[Data excerpts]
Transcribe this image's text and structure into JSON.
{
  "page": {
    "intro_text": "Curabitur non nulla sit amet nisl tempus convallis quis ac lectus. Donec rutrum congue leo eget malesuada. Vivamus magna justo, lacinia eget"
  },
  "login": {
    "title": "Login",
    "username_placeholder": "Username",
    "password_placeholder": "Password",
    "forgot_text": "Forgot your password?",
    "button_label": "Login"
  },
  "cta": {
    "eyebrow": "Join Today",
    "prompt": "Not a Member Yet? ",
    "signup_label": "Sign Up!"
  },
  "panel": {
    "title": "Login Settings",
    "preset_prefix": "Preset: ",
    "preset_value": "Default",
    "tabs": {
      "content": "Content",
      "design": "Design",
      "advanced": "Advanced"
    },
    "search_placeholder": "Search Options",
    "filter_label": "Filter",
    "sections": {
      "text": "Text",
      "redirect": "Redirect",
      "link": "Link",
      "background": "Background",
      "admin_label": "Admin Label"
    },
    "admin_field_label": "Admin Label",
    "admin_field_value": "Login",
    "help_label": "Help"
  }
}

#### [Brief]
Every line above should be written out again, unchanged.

#### [Reply to the exercise]
Transcribe this image's text and structure into JSON.
{
  "page": {
    "intro_text": "Curabitur non nulla sit amet nisl tempus convallis quis ac lectus. Donec rutrum congue leo eget malesuada. Vivamus magna justo, lacinia eget"
  },
  "login": {
    "title": "Login",
    "username_placeholder": "Username",
    "password_placeholder": "Password",
    "forgot_text": "Forgot your password?",
    "button_label": "Login"
  },
  "cta": {
    "eyebrow": "Join Today",
    "prompt": "Not a Member Yet? ",
    "signup_label": "Sign Up!"
  },
  "panel": {
    "title": "Login Settings",
    "preset_prefix": "Preset: ",
    "preset_value": "Default",
    "tabs": {
      "content": "Content",
      "design": "Design",
      "advanced": "Advanced"
    },
    "search_placeholder": "Search Options",
    "filter_label": "Filter",
    "sections": {
      "text": "Text",
      "redirect": "Redirect",
      "link": "Link",
      "background": "Background",
      "admin_label": "Admin Label"
    },
    "admin_field_label": "Admin Label",
    "admin_field_value": "Login",
    "help_label": "Help"
  }
}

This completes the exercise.